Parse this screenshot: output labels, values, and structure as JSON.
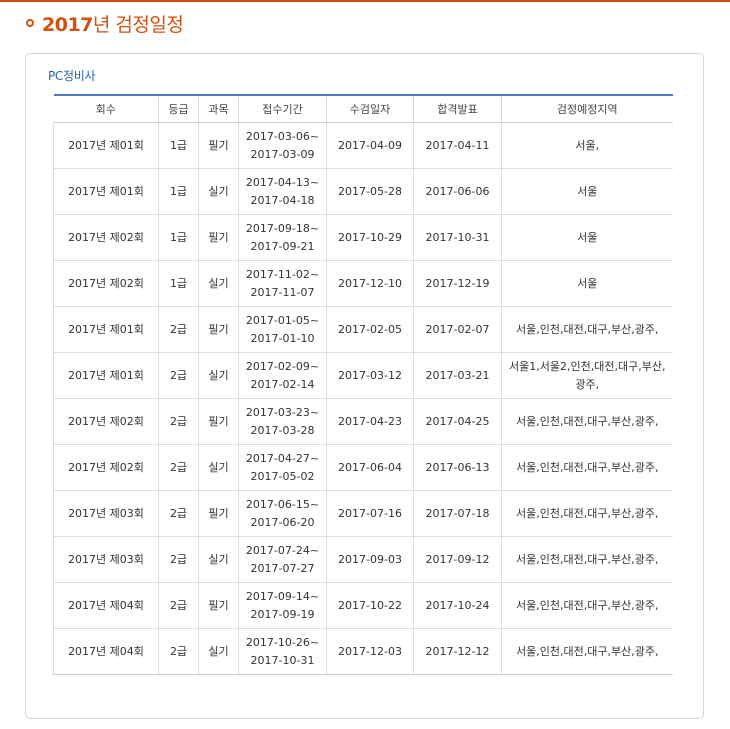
{
  "page": {
    "title_year": "2017",
    "title_rest": "년 검정일정",
    "section_label": "PC정비사"
  },
  "colors": {
    "accent": "#d24f0c",
    "section_label": "#2a63a8",
    "table_header_border": "#4a7ec0"
  },
  "table": {
    "headers": [
      "회수",
      "등급",
      "과목",
      "접수기간",
      "수검일자",
      "합격발표",
      "검정예정지역"
    ],
    "rows": [
      {
        "round": "2017년 제01회",
        "grade": "1급",
        "subject": "필기",
        "period_start": "2017-03-06~",
        "period_end": "2017-03-09",
        "exam_date": "2017-04-09",
        "result_date": "2017-04-11",
        "region": "서울,"
      },
      {
        "round": "2017년 제01회",
        "grade": "1급",
        "subject": "실기",
        "period_start": "2017-04-13~",
        "period_end": "2017-04-18",
        "exam_date": "2017-05-28",
        "result_date": "2017-06-06",
        "region": "서울"
      },
      {
        "round": "2017년 제02회",
        "grade": "1급",
        "subject": "필기",
        "period_start": "2017-09-18~",
        "period_end": "2017-09-21",
        "exam_date": "2017-10-29",
        "result_date": "2017-10-31",
        "region": "서울"
      },
      {
        "round": "2017년 제02회",
        "grade": "1급",
        "subject": "실기",
        "period_start": "2017-11-02~",
        "period_end": "2017-11-07",
        "exam_date": "2017-12-10",
        "result_date": "2017-12-19",
        "region": "서울"
      },
      {
        "round": "2017년 제01회",
        "grade": "2급",
        "subject": "필기",
        "period_start": "2017-01-05~",
        "period_end": "2017-01-10",
        "exam_date": "2017-02-05",
        "result_date": "2017-02-07",
        "region": "서울,인천,대전,대구,부산,광주,"
      },
      {
        "round": "2017년 제01회",
        "grade": "2급",
        "subject": "실기",
        "period_start": "2017-02-09~",
        "period_end": "2017-02-14",
        "exam_date": "2017-03-12",
        "result_date": "2017-03-21",
        "region": "서울1,서울2,인천,대전,대구,부산,광주,"
      },
      {
        "round": "2017년 제02회",
        "grade": "2급",
        "subject": "필기",
        "period_start": "2017-03-23~",
        "period_end": "2017-03-28",
        "exam_date": "2017-04-23",
        "result_date": "2017-04-25",
        "region": "서울,인천,대전,대구,부산,광주,"
      },
      {
        "round": "2017년 제02회",
        "grade": "2급",
        "subject": "실기",
        "period_start": "2017-04-27~",
        "period_end": "2017-05-02",
        "exam_date": "2017-06-04",
        "result_date": "2017-06-13",
        "region": "서울,인천,대전,대구,부산,광주,"
      },
      {
        "round": "2017년 제03회",
        "grade": "2급",
        "subject": "필기",
        "period_start": "2017-06-15~",
        "period_end": "2017-06-20",
        "exam_date": "2017-07-16",
        "result_date": "2017-07-18",
        "region": "서울,인천,대전,대구,부산,광주,"
      },
      {
        "round": "2017년 제03회",
        "grade": "2급",
        "subject": "실기",
        "period_start": "2017-07-24~",
        "period_end": "2017-07-27",
        "exam_date": "2017-09-03",
        "result_date": "2017-09-12",
        "region": "서울,인천,대전,대구,부산,광주,"
      },
      {
        "round": "2017년 제04회",
        "grade": "2급",
        "subject": "필기",
        "period_start": "2017-09-14~",
        "period_end": "2017-09-19",
        "exam_date": "2017-10-22",
        "result_date": "2017-10-24",
        "region": "서울,인천,대전,대구,부산,광주,"
      },
      {
        "round": "2017년 제04회",
        "grade": "2급",
        "subject": "실기",
        "period_start": "2017-10-26~",
        "period_end": "2017-10-31",
        "exam_date": "2017-12-03",
        "result_date": "2017-12-12",
        "region": "서울,인천,대전,대구,부산,광주,"
      }
    ]
  }
}
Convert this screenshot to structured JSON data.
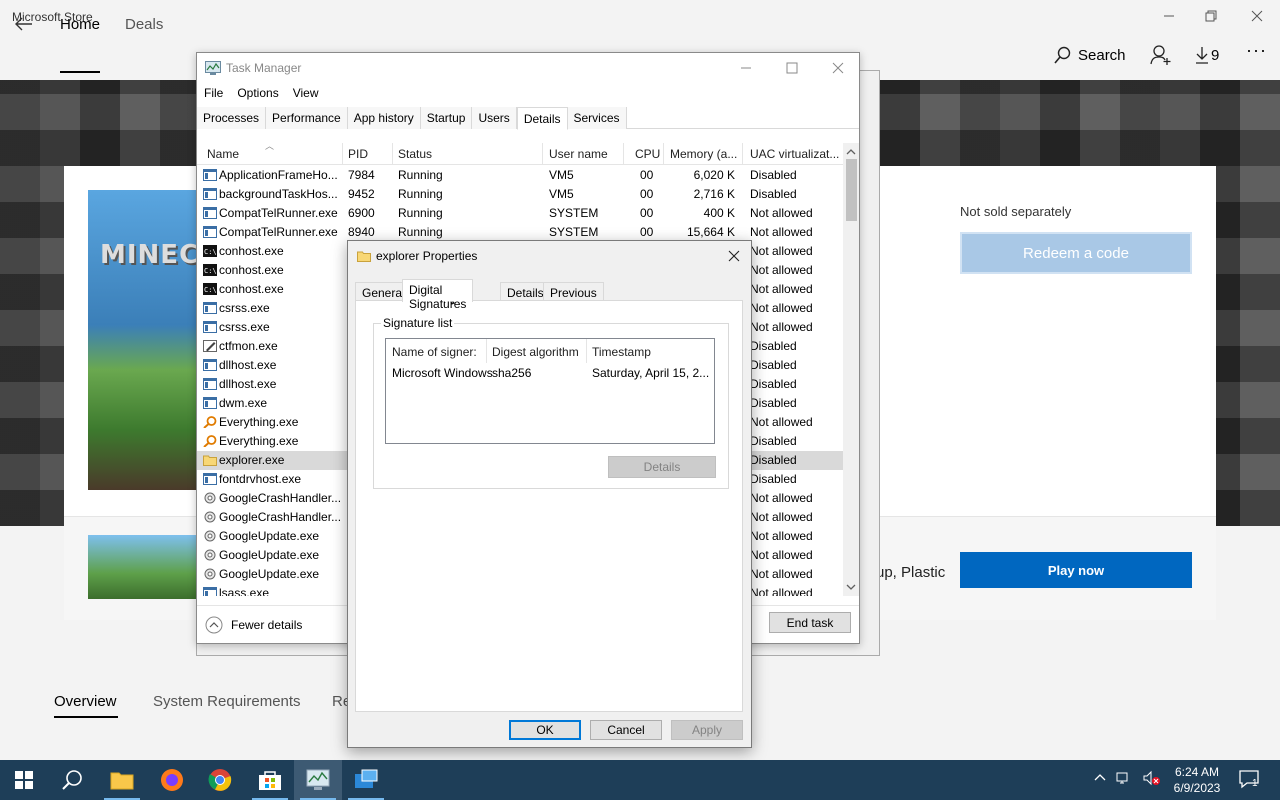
{
  "store": {
    "title": "Microsoft Store",
    "nav": {
      "home": "Home",
      "deals": "Deals",
      "search": "Search",
      "downloads_count": "9"
    },
    "boxart_logo": "MINEC",
    "not_sold": "Not sold separately",
    "redeem": "Redeem a code",
    "play_now": "Play now",
    "bundle_text": "up, Plastic",
    "subtabs": {
      "overview": "Overview",
      "sysreq": "System Requirements",
      "re": "Re"
    }
  },
  "task_manager": {
    "title": "Task Manager",
    "menu": [
      "File",
      "Options",
      "View"
    ],
    "tabs": [
      "Processes",
      "Performance",
      "App history",
      "Startup",
      "Users",
      "Details",
      "Services"
    ],
    "active_tab": "Details",
    "columns": [
      "Name",
      "PID",
      "Status",
      "User name",
      "CPU",
      "Memory (a...",
      "UAC virtualizat..."
    ],
    "rows": [
      {
        "icon": "app",
        "name": "ApplicationFrameHo...",
        "pid": "7984",
        "status": "Running",
        "user": "VM5",
        "cpu": "00",
        "mem": "6,020 K",
        "uac": "Disabled"
      },
      {
        "icon": "app",
        "name": "backgroundTaskHos...",
        "pid": "9452",
        "status": "Running",
        "user": "VM5",
        "cpu": "00",
        "mem": "2,716 K",
        "uac": "Disabled"
      },
      {
        "icon": "app",
        "name": "CompatTelRunner.exe",
        "pid": "6900",
        "status": "Running",
        "user": "SYSTEM",
        "cpu": "00",
        "mem": "400 K",
        "uac": "Not allowed"
      },
      {
        "icon": "app",
        "name": "CompatTelRunner.exe",
        "pid": "8940",
        "status": "Running",
        "user": "SYSTEM",
        "cpu": "00",
        "mem": "15,664 K",
        "uac": "Not allowed"
      },
      {
        "icon": "console",
        "name": "conhost.exe",
        "pid": "",
        "status": "",
        "user": "",
        "cpu": "",
        "mem": "",
        "uac": "Not allowed"
      },
      {
        "icon": "console",
        "name": "conhost.exe",
        "pid": "",
        "status": "",
        "user": "",
        "cpu": "",
        "mem": "",
        "uac": "Not allowed"
      },
      {
        "icon": "console",
        "name": "conhost.exe",
        "pid": "",
        "status": "",
        "user": "",
        "cpu": "",
        "mem": "",
        "uac": "Not allowed"
      },
      {
        "icon": "app",
        "name": "csrss.exe",
        "pid": "",
        "status": "",
        "user": "",
        "cpu": "",
        "mem": "",
        "uac": "Not allowed"
      },
      {
        "icon": "app",
        "name": "csrss.exe",
        "pid": "",
        "status": "",
        "user": "",
        "cpu": "",
        "mem": "",
        "uac": "Not allowed"
      },
      {
        "icon": "pen",
        "name": "ctfmon.exe",
        "pid": "",
        "status": "",
        "user": "",
        "cpu": "",
        "mem": "",
        "uac": "Disabled"
      },
      {
        "icon": "app",
        "name": "dllhost.exe",
        "pid": "",
        "status": "",
        "user": "",
        "cpu": "",
        "mem": "",
        "uac": "Disabled"
      },
      {
        "icon": "app",
        "name": "dllhost.exe",
        "pid": "",
        "status": "",
        "user": "",
        "cpu": "",
        "mem": "",
        "uac": "Disabled"
      },
      {
        "icon": "app",
        "name": "dwm.exe",
        "pid": "",
        "status": "",
        "user": "",
        "cpu": "",
        "mem": "",
        "uac": "Disabled"
      },
      {
        "icon": "search",
        "name": "Everything.exe",
        "pid": "",
        "status": "",
        "user": "",
        "cpu": "",
        "mem": "",
        "uac": "Not allowed"
      },
      {
        "icon": "search",
        "name": "Everything.exe",
        "pid": "",
        "status": "",
        "user": "",
        "cpu": "",
        "mem": "",
        "uac": "Disabled"
      },
      {
        "icon": "folder",
        "name": "explorer.exe",
        "pid": "",
        "status": "",
        "user": "",
        "cpu": "",
        "mem": "",
        "uac": "Disabled",
        "selected": true
      },
      {
        "icon": "app",
        "name": "fontdrvhost.exe",
        "pid": "",
        "status": "",
        "user": "",
        "cpu": "",
        "mem": "",
        "uac": "Disabled"
      },
      {
        "icon": "gear",
        "name": "GoogleCrashHandler...",
        "pid": "",
        "status": "",
        "user": "",
        "cpu": "",
        "mem": "",
        "uac": "Not allowed"
      },
      {
        "icon": "gear",
        "name": "GoogleCrashHandler...",
        "pid": "",
        "status": "",
        "user": "",
        "cpu": "",
        "mem": "",
        "uac": "Not allowed"
      },
      {
        "icon": "gear",
        "name": "GoogleUpdate.exe",
        "pid": "",
        "status": "",
        "user": "",
        "cpu": "",
        "mem": "",
        "uac": "Not allowed"
      },
      {
        "icon": "gear",
        "name": "GoogleUpdate.exe",
        "pid": "",
        "status": "",
        "user": "",
        "cpu": "",
        "mem": "",
        "uac": "Not allowed"
      },
      {
        "icon": "gear",
        "name": "GoogleUpdate.exe",
        "pid": "",
        "status": "",
        "user": "",
        "cpu": "",
        "mem": "",
        "uac": "Not allowed"
      },
      {
        "icon": "app",
        "name": "lsass.exe",
        "pid": "",
        "status": "",
        "user": "",
        "cpu": "",
        "mem": "",
        "uac": "Not allowed"
      }
    ],
    "fewer_details": "Fewer details",
    "end_task": "End task"
  },
  "properties": {
    "title": "explorer Properties",
    "tabs": [
      "General",
      "Digital Signatures",
      "Details",
      "Previous Versions"
    ],
    "active_tab": "Digital Signatures",
    "signature_list_label": "Signature list",
    "columns": [
      "Name of signer:",
      "Digest algorithm",
      "Timestamp"
    ],
    "signer": "Microsoft Windows",
    "digest": "sha256",
    "timestamp": "Saturday, April 15, 2...",
    "details_button": "Details",
    "ok": "OK",
    "cancel": "Cancel",
    "apply": "Apply"
  },
  "taskbar": {
    "time": "6:24 AM",
    "date": "6/9/2023",
    "notification_count": "1"
  },
  "colors": {
    "accent": "#0067c0",
    "selection": "#cce8ff",
    "taskbar": "#1e3e58"
  }
}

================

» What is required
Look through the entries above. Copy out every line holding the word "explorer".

» Worked solution
        "name": "explorer.exe",
    "title": "explorer Properties",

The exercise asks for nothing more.